I first met Ian via the online writing community a decade or so ago. I was writing a fair number of short stories for e-zines, but Ian was an absolute machine, producing new ones seemingly every single day. I think most of thought we were clinging to his coattails, but getting into print together, via the incredible Radgepacket series from Andy Rivers and the much-missed Byker Books was a real thrill. I got there first with my debut Joe Geraghty novel, so it really meant something when Ian said some incredibly kind things about it, a genuine boost that someone whose work I admired reciprocated so keenly.
Writing has given me many unexpected things, but the best one has to be new friendships. I live in Hull, Ian’s down in Romford and we both love football, but the connection is deeper. Our writing is very different, but ultimately I believe we’re writing about the same things; working class stories about people we know. I can’t claim any of the credit for Ian getting his a publishing deal for his debut novel, ‘Abide With Me’, though I do remember pressing his work on Caffeine Nights, a publisher with its roots firmly in the East End of London, to take a look.
There was something about Ian’s work, written in the local vernacular, which refuses to let you go. As time passed, we shared a publication date. ‘Abide With Me’ appeared on the same day as my second novel, a fitting way to celebrate how far we’d come together.
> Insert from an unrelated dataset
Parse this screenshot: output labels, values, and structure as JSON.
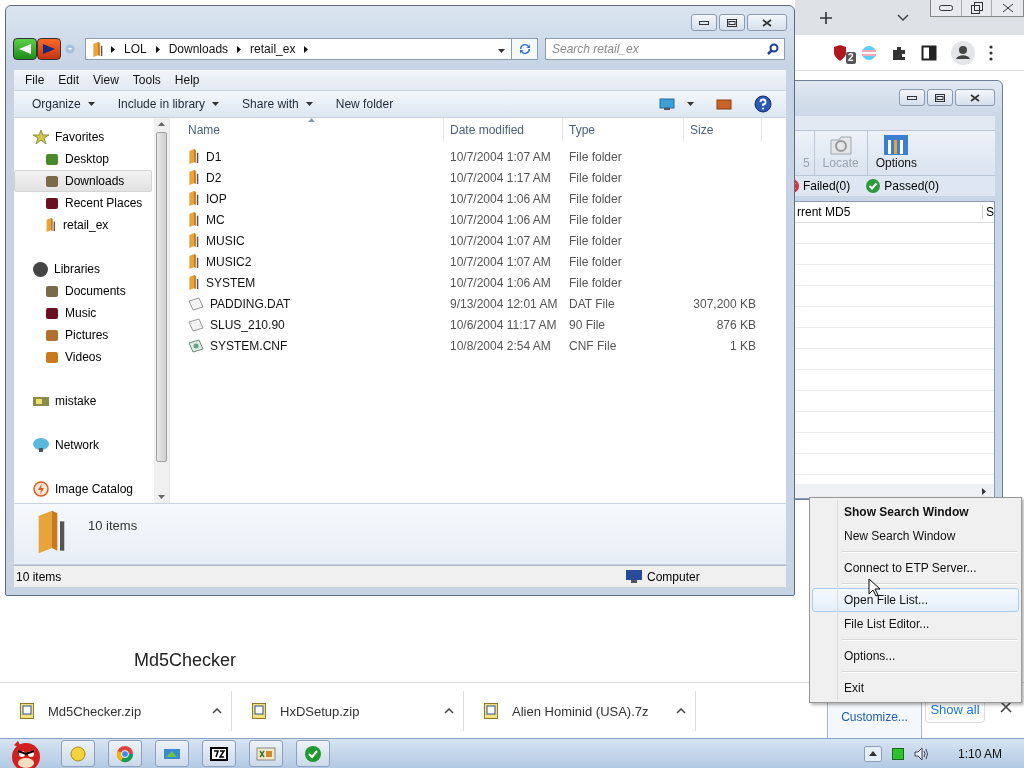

It’s been an interesting ride since for us both with plenty of ups and downs. It’s genuinely been a thrill to watch Ian develop the ‘Pen to Print’ programme down in his local area, helping several new writers on their way. Not many people know this, but we co-penned a short story for ‘Woman’s Weekly’. It’s possibly the kind of project that could break any friendship, ludicrously off-genre for both us as writers, though we probably learned more about ourselves from the process than from anything else we’ve done. I always suspected I was drawn to being a planner, the kind of writer who’ll examine things from several angles before putting pen to paper. Ian’s work explodes onto the page, something that helps set him apart, a writer much more comfortable with simply diving in. But somehow it got done.
Things changed for both of us when Caffeine Nights reverted most of the rights on their crime list a couple of years ago. I was fortunate to be scooped up quickly by Fahrenheit, but Ian’s situation was complicated by the fact he was working on the third book in his John Sissons trilogy and wasn’t quite free to move on. I knew that if anyone would get it, though, and love his work, it would be Fahrenheit. It took a bit of prodding and poking, but I wasn’t wrong. Ian and Fahrenheit is the perfect match.
All three John Sissons novels are thankfully available and look immaculate in their new jackets. Even better, you can now get them all together in one volume.
The novels, ‘Abide With Me’, ‘April Skies’ and ‘Everybody Hurts’, cover the mid-1970s through to the 1990s, a snapshot of a man’s life as he moves from child to adult. If you like the working class voices of writers such as Roddy Doyle and Irvine Welsh, you’ll love Ian’s work. It’s as gritty and dark as anything you’ll find on a bookshelf.
John Sissons a man for our times. He’s not perfect and he struggles and strives to provide a better life for his family, but he’s packed with heart and hope, a sense of darkness and light which makes Ian’s novels so compelling.
SHINING LIKE RAINBOWS - THE COMPLETE JOHN SISSONS TRILOGY WILL BE PUBLISHED ON FEBRUARY 28TH 2020 - YOU CAN PRE-ORDER IT AT A SPECIAL PRE-PUBLICATION PRICE NOW